• _Exercise goal_
Lines containing "JSON" should be pulled from the material below.

• _Material to process_
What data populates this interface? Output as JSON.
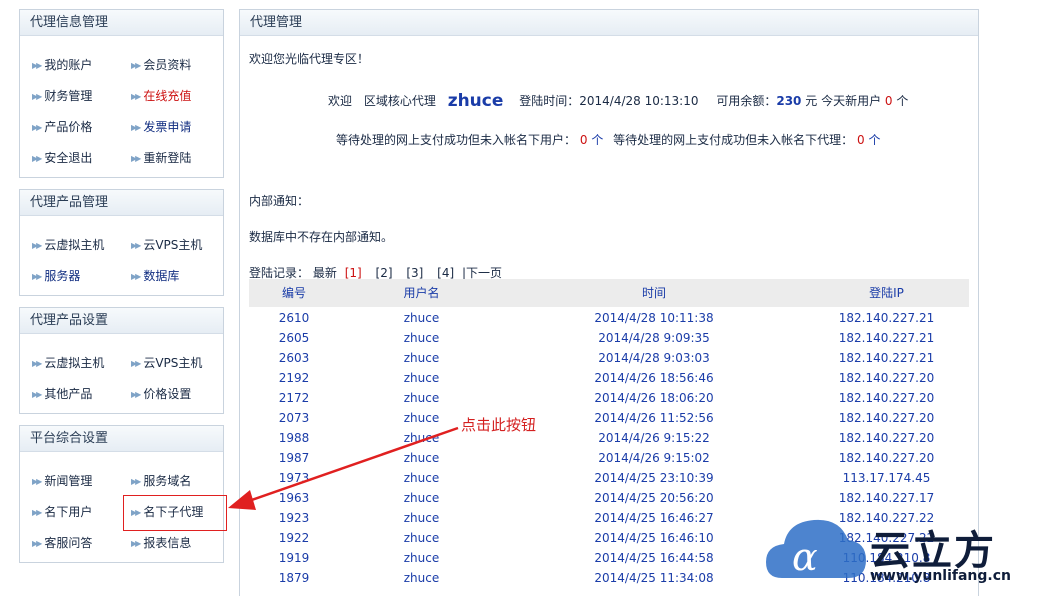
{
  "sidebar": {
    "agent_info": {
      "title": "代理信息管理",
      "items": [
        {
          "label": "我的账户"
        },
        {
          "label": "会员资料"
        },
        {
          "label": "财务管理"
        },
        {
          "label": "在线充值"
        },
        {
          "label": "产品价格"
        },
        {
          "label": "发票申请"
        },
        {
          "label": "安全退出"
        },
        {
          "label": "重新登陆"
        }
      ]
    },
    "agent_products": {
      "title": "代理产品管理",
      "items": [
        {
          "label": "云虚拟主机"
        },
        {
          "label": "云VPS主机"
        },
        {
          "label": "服务器"
        },
        {
          "label": "数据库"
        }
      ]
    },
    "product_settings": {
      "title": "代理产品设置",
      "items": [
        {
          "label": "云虚拟主机"
        },
        {
          "label": "云VPS主机"
        },
        {
          "label": "其他产品"
        },
        {
          "label": "价格设置"
        }
      ]
    },
    "platform": {
      "title": "平台综合设置",
      "items": [
        {
          "label": "新闻管理"
        },
        {
          "label": "服务域名"
        },
        {
          "label": "名下用户"
        },
        {
          "label": "名下子代理"
        },
        {
          "label": "客服问答"
        },
        {
          "label": "报表信息"
        }
      ]
    }
  },
  "main": {
    "title": "代理管理",
    "welcome": "欢迎您光临代理专区！",
    "greeting": "欢迎",
    "agent_level": "区域核心代理",
    "username": "zhuce",
    "login_time_label": "登陆时间：",
    "login_time": "2014/4/28 10:13:10",
    "balance_label": "可用余额：",
    "balance_value": "230",
    "balance_unit": "元",
    "new_users_label": "今天新用户",
    "new_users_count": "0",
    "count_unit": "个",
    "pending_users_label": "等待处理的网上支付成功但未入帐名下用户：",
    "pending_users_count": "0",
    "pending_agents_label": "等待处理的网上支付成功但未入帐名下代理：",
    "pending_agents_count": "0",
    "notice_label": "内部通知：",
    "notice_empty": "数据库中不存在内部通知。",
    "login_records_label": "登陆记录：",
    "pager": {
      "latest": "最新",
      "current": "[1]",
      "pages": [
        "[2]",
        "[3]",
        "[4]"
      ],
      "next": "|下一页"
    },
    "table": {
      "headers": [
        "编号",
        "用户名",
        "时间",
        "登陆IP"
      ],
      "rows": [
        [
          "2610",
          "zhuce",
          "2014/4/28 10:11:38",
          "182.140.227.21"
        ],
        [
          "2605",
          "zhuce",
          "2014/4/28 9:09:35",
          "182.140.227.21"
        ],
        [
          "2603",
          "zhuce",
          "2014/4/28 9:03:03",
          "182.140.227.21"
        ],
        [
          "2192",
          "zhuce",
          "2014/4/26 18:56:46",
          "182.140.227.20"
        ],
        [
          "2172",
          "zhuce",
          "2014/4/26 18:06:20",
          "182.140.227.20"
        ],
        [
          "2073",
          "zhuce",
          "2014/4/26 11:52:56",
          "182.140.227.20"
        ],
        [
          "1988",
          "zhuce",
          "2014/4/26 9:15:22",
          "182.140.227.20"
        ],
        [
          "1987",
          "zhuce",
          "2014/4/26 9:15:02",
          "182.140.227.20"
        ],
        [
          "1973",
          "zhuce",
          "2014/4/25 23:10:39",
          "113.17.174.45"
        ],
        [
          "1963",
          "zhuce",
          "2014/4/25 20:56:20",
          "182.140.227.17"
        ],
        [
          "1923",
          "zhuce",
          "2014/4/25 16:46:27",
          "182.140.227.22"
        ],
        [
          "1922",
          "zhuce",
          "2014/4/25 16:46:10",
          "182.140.227.22"
        ],
        [
          "1919",
          "zhuce",
          "2014/4/25 16:44:58",
          "110.184.210.8"
        ],
        [
          "1879",
          "zhuce",
          "2014/4/25 11:34:08",
          "110.184.210.8"
        ]
      ]
    }
  },
  "annotation": {
    "callout": "点击此按钮"
  },
  "watermark": {
    "brand": "云立方",
    "url": "www.yunlifang.cn"
  },
  "colors": {
    "accent_red": "#cc1111",
    "link_blue": "#1a3ca8",
    "panel_border": "#c9d3de"
  },
  "icons": {
    "menu_bullet": "double-arrow-icon",
    "callout_arrow": "red-arrow-icon",
    "watermark_logo": "cloud-alpha-logo-icon"
  }
}
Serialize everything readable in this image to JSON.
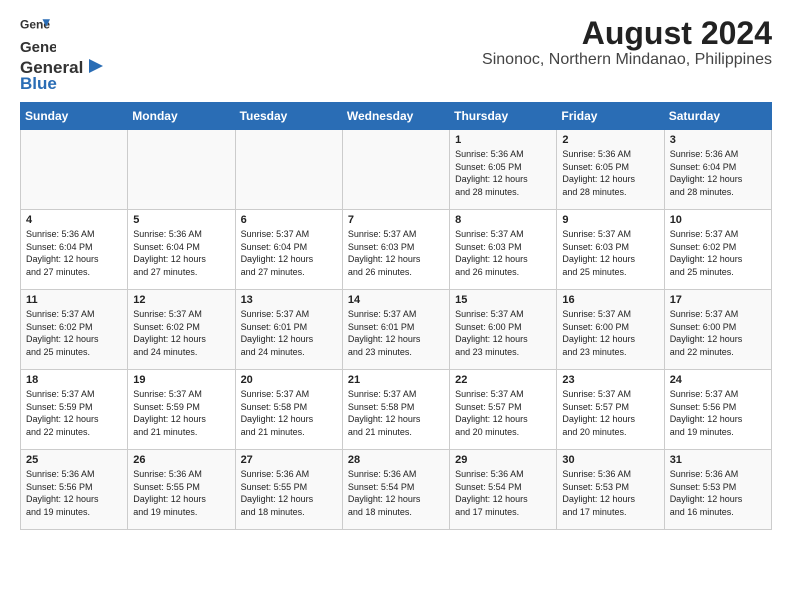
{
  "header": {
    "logo_line1": "General",
    "logo_line2": "Blue",
    "title": "August 2024",
    "subtitle": "Sinonoc, Northern Mindanao, Philippines"
  },
  "days_of_week": [
    "Sunday",
    "Monday",
    "Tuesday",
    "Wednesday",
    "Thursday",
    "Friday",
    "Saturday"
  ],
  "weeks": [
    [
      {
        "day": "",
        "info": ""
      },
      {
        "day": "",
        "info": ""
      },
      {
        "day": "",
        "info": ""
      },
      {
        "day": "",
        "info": ""
      },
      {
        "day": "1",
        "info": "Sunrise: 5:36 AM\nSunset: 6:05 PM\nDaylight: 12 hours\nand 28 minutes."
      },
      {
        "day": "2",
        "info": "Sunrise: 5:36 AM\nSunset: 6:05 PM\nDaylight: 12 hours\nand 28 minutes."
      },
      {
        "day": "3",
        "info": "Sunrise: 5:36 AM\nSunset: 6:04 PM\nDaylight: 12 hours\nand 28 minutes."
      }
    ],
    [
      {
        "day": "4",
        "info": "Sunrise: 5:36 AM\nSunset: 6:04 PM\nDaylight: 12 hours\nand 27 minutes."
      },
      {
        "day": "5",
        "info": "Sunrise: 5:36 AM\nSunset: 6:04 PM\nDaylight: 12 hours\nand 27 minutes."
      },
      {
        "day": "6",
        "info": "Sunrise: 5:37 AM\nSunset: 6:04 PM\nDaylight: 12 hours\nand 27 minutes."
      },
      {
        "day": "7",
        "info": "Sunrise: 5:37 AM\nSunset: 6:03 PM\nDaylight: 12 hours\nand 26 minutes."
      },
      {
        "day": "8",
        "info": "Sunrise: 5:37 AM\nSunset: 6:03 PM\nDaylight: 12 hours\nand 26 minutes."
      },
      {
        "day": "9",
        "info": "Sunrise: 5:37 AM\nSunset: 6:03 PM\nDaylight: 12 hours\nand 25 minutes."
      },
      {
        "day": "10",
        "info": "Sunrise: 5:37 AM\nSunset: 6:02 PM\nDaylight: 12 hours\nand 25 minutes."
      }
    ],
    [
      {
        "day": "11",
        "info": "Sunrise: 5:37 AM\nSunset: 6:02 PM\nDaylight: 12 hours\nand 25 minutes."
      },
      {
        "day": "12",
        "info": "Sunrise: 5:37 AM\nSunset: 6:02 PM\nDaylight: 12 hours\nand 24 minutes."
      },
      {
        "day": "13",
        "info": "Sunrise: 5:37 AM\nSunset: 6:01 PM\nDaylight: 12 hours\nand 24 minutes."
      },
      {
        "day": "14",
        "info": "Sunrise: 5:37 AM\nSunset: 6:01 PM\nDaylight: 12 hours\nand 23 minutes."
      },
      {
        "day": "15",
        "info": "Sunrise: 5:37 AM\nSunset: 6:00 PM\nDaylight: 12 hours\nand 23 minutes."
      },
      {
        "day": "16",
        "info": "Sunrise: 5:37 AM\nSunset: 6:00 PM\nDaylight: 12 hours\nand 23 minutes."
      },
      {
        "day": "17",
        "info": "Sunrise: 5:37 AM\nSunset: 6:00 PM\nDaylight: 12 hours\nand 22 minutes."
      }
    ],
    [
      {
        "day": "18",
        "info": "Sunrise: 5:37 AM\nSunset: 5:59 PM\nDaylight: 12 hours\nand 22 minutes."
      },
      {
        "day": "19",
        "info": "Sunrise: 5:37 AM\nSunset: 5:59 PM\nDaylight: 12 hours\nand 21 minutes."
      },
      {
        "day": "20",
        "info": "Sunrise: 5:37 AM\nSunset: 5:58 PM\nDaylight: 12 hours\nand 21 minutes."
      },
      {
        "day": "21",
        "info": "Sunrise: 5:37 AM\nSunset: 5:58 PM\nDaylight: 12 hours\nand 21 minutes."
      },
      {
        "day": "22",
        "info": "Sunrise: 5:37 AM\nSunset: 5:57 PM\nDaylight: 12 hours\nand 20 minutes."
      },
      {
        "day": "23",
        "info": "Sunrise: 5:37 AM\nSunset: 5:57 PM\nDaylight: 12 hours\nand 20 minutes."
      },
      {
        "day": "24",
        "info": "Sunrise: 5:37 AM\nSunset: 5:56 PM\nDaylight: 12 hours\nand 19 minutes."
      }
    ],
    [
      {
        "day": "25",
        "info": "Sunrise: 5:36 AM\nSunset: 5:56 PM\nDaylight: 12 hours\nand 19 minutes."
      },
      {
        "day": "26",
        "info": "Sunrise: 5:36 AM\nSunset: 5:55 PM\nDaylight: 12 hours\nand 19 minutes."
      },
      {
        "day": "27",
        "info": "Sunrise: 5:36 AM\nSunset: 5:55 PM\nDaylight: 12 hours\nand 18 minutes."
      },
      {
        "day": "28",
        "info": "Sunrise: 5:36 AM\nSunset: 5:54 PM\nDaylight: 12 hours\nand 18 minutes."
      },
      {
        "day": "29",
        "info": "Sunrise: 5:36 AM\nSunset: 5:54 PM\nDaylight: 12 hours\nand 17 minutes."
      },
      {
        "day": "30",
        "info": "Sunrise: 5:36 AM\nSunset: 5:53 PM\nDaylight: 12 hours\nand 17 minutes."
      },
      {
        "day": "31",
        "info": "Sunrise: 5:36 AM\nSunset: 5:53 PM\nDaylight: 12 hours\nand 16 minutes."
      }
    ]
  ]
}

• _Task output_
What data populates this interface? Output as JSON.
Serialize everything readable in this image to JSON.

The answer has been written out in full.